Input data —
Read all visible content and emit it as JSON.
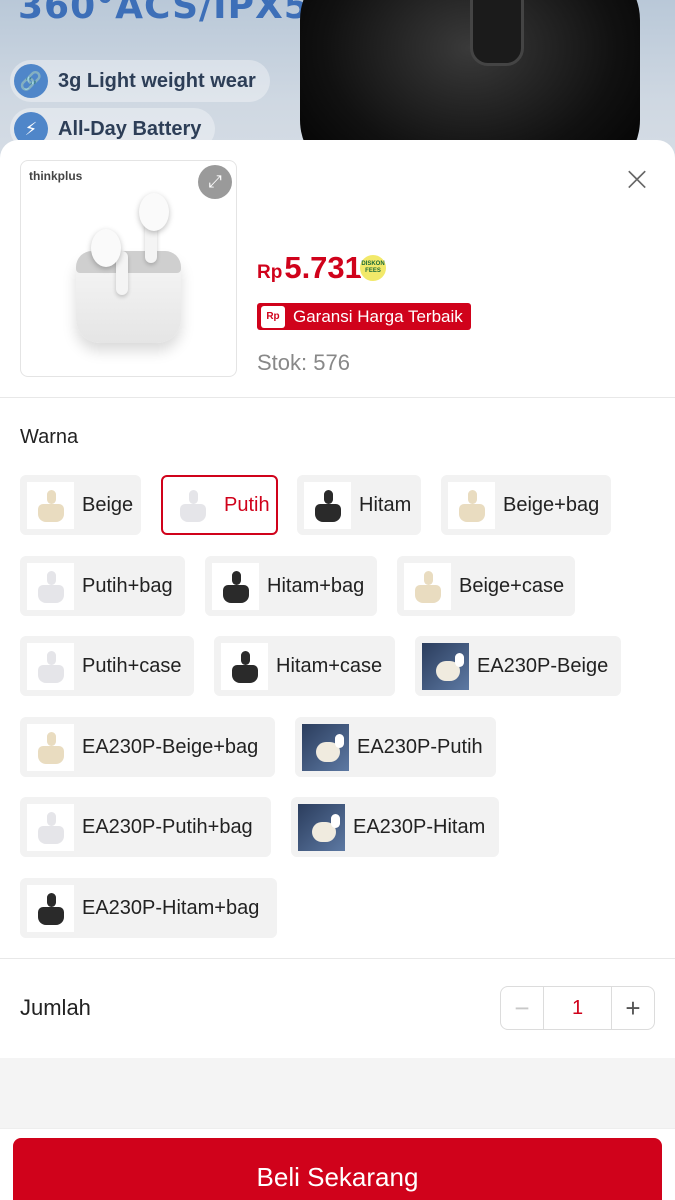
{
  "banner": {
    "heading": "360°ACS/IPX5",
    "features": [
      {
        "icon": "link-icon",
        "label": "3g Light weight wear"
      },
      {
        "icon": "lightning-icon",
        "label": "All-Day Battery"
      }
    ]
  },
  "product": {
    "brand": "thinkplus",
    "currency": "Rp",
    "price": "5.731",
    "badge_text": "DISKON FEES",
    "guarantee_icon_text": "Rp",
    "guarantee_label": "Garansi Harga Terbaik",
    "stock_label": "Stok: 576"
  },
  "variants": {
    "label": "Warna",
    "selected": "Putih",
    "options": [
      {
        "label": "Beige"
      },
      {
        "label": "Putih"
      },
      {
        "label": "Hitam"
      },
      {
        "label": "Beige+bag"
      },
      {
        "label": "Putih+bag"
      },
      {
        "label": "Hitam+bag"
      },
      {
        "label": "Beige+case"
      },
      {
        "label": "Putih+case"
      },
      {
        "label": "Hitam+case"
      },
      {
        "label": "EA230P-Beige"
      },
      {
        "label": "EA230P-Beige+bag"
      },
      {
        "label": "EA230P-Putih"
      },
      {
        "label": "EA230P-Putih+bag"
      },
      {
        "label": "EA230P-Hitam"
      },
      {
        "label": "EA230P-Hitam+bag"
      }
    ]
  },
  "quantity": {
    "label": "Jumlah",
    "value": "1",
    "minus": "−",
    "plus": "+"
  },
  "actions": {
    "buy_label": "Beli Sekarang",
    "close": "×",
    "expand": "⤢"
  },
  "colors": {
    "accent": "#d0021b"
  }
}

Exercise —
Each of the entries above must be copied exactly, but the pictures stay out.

Solution below —
Read all visible content and emit it as JSON.
{
  "banner": {
    "heading": "360°ACS/IPX5",
    "features": [
      {
        "icon": "link-icon",
        "label": "3g Light weight wear"
      },
      {
        "icon": "lightning-icon",
        "label": "All-Day Battery"
      }
    ]
  },
  "product": {
    "brand": "thinkplus",
    "currency": "Rp",
    "price": "5.731",
    "badge_text": "DISKON FEES",
    "guarantee_icon_text": "Rp",
    "guarantee_label": "Garansi Harga Terbaik",
    "stock_label": "Stok: 576"
  },
  "variants": {
    "label": "Warna",
    "selected": "Putih",
    "options": [
      {
        "label": "Beige"
      },
      {
        "label": "Putih"
      },
      {
        "label": "Hitam"
      },
      {
        "label": "Beige+bag"
      },
      {
        "label": "Putih+bag"
      },
      {
        "label": "Hitam+bag"
      },
      {
        "label": "Beige+case"
      },
      {
        "label": "Putih+case"
      },
      {
        "label": "Hitam+case"
      },
      {
        "label": "EA230P-Beige"
      },
      {
        "label": "EA230P-Beige+bag"
      },
      {
        "label": "EA230P-Putih"
      },
      {
        "label": "EA230P-Putih+bag"
      },
      {
        "label": "EA230P-Hitam"
      },
      {
        "label": "EA230P-Hitam+bag"
      }
    ]
  },
  "quantity": {
    "label": "Jumlah",
    "value": "1",
    "minus": "−",
    "plus": "+"
  },
  "actions": {
    "buy_label": "Beli Sekarang",
    "close": "×",
    "expand": "⤢"
  },
  "colors": {
    "accent": "#d0021b"
  }
}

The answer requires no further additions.